» **Work item**
Where does the string "sbin" appear? Copy every line of the entries below that holds it.

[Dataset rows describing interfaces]
* * *
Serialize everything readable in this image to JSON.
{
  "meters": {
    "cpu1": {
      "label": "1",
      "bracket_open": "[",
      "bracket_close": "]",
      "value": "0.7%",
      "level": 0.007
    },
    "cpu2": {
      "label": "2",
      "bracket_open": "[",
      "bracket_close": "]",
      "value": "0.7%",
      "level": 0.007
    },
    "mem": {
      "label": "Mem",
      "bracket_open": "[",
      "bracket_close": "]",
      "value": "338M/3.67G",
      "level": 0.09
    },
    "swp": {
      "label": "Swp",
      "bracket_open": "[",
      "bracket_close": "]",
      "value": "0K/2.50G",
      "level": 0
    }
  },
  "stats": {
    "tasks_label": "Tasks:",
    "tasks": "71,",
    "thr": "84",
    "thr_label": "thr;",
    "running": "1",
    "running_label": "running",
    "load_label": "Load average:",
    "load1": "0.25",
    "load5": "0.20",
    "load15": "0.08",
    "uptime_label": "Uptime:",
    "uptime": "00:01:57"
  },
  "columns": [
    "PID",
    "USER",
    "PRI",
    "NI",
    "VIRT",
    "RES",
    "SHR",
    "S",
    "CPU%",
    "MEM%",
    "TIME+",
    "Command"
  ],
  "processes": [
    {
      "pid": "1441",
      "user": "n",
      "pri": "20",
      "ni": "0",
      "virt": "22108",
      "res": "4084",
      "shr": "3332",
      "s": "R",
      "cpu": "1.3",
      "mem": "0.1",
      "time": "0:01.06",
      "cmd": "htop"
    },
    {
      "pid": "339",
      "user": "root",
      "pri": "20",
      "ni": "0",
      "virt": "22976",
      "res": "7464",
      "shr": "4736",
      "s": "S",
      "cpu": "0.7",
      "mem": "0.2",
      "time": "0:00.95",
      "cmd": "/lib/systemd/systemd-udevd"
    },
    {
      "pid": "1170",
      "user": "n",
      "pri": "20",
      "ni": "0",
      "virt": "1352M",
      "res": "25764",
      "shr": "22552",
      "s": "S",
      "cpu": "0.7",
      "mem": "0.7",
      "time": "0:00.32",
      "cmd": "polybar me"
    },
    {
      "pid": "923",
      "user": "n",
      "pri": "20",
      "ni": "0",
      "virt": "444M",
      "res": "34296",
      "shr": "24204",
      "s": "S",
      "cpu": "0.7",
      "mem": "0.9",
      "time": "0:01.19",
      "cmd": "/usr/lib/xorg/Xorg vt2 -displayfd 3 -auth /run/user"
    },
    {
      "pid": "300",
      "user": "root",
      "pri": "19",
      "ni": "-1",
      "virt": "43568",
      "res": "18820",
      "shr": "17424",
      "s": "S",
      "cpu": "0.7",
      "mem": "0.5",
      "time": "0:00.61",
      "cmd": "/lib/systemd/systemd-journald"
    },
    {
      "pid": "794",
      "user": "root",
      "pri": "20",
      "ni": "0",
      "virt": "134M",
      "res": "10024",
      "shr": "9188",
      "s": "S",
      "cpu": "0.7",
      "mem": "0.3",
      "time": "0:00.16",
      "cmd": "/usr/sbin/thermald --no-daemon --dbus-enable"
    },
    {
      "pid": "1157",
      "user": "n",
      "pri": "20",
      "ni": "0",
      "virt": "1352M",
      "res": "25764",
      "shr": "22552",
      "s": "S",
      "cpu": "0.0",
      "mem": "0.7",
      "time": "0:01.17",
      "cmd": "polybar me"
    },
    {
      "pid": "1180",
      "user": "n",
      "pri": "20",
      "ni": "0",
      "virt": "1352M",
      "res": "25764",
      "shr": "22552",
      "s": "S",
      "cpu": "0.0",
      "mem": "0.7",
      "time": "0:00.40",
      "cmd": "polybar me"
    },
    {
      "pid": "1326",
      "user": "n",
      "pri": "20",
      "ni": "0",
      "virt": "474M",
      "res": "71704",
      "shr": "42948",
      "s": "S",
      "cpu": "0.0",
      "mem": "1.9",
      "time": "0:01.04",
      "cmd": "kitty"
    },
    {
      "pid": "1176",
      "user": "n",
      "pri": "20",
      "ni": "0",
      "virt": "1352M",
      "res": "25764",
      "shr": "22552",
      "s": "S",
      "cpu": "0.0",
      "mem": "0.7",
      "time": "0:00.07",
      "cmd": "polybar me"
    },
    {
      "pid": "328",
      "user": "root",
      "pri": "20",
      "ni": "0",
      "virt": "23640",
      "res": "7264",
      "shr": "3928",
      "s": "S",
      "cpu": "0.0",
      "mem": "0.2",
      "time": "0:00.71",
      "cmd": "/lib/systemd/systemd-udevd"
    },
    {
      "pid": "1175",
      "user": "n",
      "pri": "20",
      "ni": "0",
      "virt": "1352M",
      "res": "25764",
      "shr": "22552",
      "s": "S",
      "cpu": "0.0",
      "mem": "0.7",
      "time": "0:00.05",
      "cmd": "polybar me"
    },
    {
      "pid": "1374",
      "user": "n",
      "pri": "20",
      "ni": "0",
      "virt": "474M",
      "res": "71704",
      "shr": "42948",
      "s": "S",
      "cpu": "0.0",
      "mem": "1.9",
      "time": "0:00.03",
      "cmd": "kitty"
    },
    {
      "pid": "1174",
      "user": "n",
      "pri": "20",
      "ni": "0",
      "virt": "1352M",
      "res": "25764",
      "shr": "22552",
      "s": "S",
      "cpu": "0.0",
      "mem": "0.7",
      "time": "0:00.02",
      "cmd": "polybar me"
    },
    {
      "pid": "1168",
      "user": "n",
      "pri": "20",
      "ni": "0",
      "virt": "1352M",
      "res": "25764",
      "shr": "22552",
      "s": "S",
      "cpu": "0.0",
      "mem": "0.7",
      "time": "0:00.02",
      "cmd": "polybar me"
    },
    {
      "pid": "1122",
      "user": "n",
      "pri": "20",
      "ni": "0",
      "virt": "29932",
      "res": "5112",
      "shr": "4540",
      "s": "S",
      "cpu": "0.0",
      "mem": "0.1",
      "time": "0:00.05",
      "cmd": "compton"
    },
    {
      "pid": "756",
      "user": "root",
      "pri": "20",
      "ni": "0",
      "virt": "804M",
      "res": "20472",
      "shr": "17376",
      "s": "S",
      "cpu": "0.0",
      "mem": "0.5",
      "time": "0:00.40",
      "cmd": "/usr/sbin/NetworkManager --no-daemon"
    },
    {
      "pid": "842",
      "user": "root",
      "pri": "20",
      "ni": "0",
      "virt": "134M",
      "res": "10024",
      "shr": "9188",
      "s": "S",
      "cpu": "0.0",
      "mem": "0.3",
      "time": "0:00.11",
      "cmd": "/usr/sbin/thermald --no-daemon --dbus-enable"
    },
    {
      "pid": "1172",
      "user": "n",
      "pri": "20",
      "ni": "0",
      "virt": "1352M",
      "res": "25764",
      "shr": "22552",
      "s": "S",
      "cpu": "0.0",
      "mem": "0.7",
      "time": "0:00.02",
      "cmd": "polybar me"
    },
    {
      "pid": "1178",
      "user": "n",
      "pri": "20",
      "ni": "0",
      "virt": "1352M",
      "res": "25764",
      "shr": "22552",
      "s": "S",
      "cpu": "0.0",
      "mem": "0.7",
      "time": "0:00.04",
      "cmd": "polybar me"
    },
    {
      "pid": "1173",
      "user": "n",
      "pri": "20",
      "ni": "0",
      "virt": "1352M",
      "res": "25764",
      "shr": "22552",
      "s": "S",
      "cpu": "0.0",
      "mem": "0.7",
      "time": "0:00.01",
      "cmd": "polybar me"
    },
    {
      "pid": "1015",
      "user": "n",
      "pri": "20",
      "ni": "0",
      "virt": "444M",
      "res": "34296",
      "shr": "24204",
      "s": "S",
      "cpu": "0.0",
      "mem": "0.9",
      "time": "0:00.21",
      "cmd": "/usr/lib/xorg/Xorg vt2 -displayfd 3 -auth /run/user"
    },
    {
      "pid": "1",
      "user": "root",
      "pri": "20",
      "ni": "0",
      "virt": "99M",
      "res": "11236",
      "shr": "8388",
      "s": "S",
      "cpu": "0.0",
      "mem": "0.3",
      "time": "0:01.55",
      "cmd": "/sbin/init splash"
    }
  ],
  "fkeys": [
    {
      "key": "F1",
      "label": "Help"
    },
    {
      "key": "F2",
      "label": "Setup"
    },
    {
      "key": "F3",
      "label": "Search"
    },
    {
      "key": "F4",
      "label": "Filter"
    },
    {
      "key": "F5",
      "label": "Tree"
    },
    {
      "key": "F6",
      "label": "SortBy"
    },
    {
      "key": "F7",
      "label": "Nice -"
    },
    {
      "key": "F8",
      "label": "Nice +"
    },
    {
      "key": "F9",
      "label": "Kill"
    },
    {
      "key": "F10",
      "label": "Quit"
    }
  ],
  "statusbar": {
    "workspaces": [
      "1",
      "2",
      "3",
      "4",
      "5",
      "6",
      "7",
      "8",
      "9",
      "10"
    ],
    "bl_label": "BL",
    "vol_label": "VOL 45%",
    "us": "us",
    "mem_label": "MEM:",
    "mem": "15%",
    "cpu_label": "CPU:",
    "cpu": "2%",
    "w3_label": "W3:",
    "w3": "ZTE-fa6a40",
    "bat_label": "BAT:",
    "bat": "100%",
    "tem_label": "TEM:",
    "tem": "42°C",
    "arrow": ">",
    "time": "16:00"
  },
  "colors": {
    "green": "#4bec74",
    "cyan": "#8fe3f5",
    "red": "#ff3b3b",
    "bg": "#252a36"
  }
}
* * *
» **Solution**
      "cmd": "/usr/sbin/thermald --no-daemon --dbus-enable"
      "cmd": "/usr/sbin/NetworkManager --no-daemon"
      "cmd": "/usr/sbin/thermald --no-daemon --dbus-enable"
      "cmd": "/sbin/init splash"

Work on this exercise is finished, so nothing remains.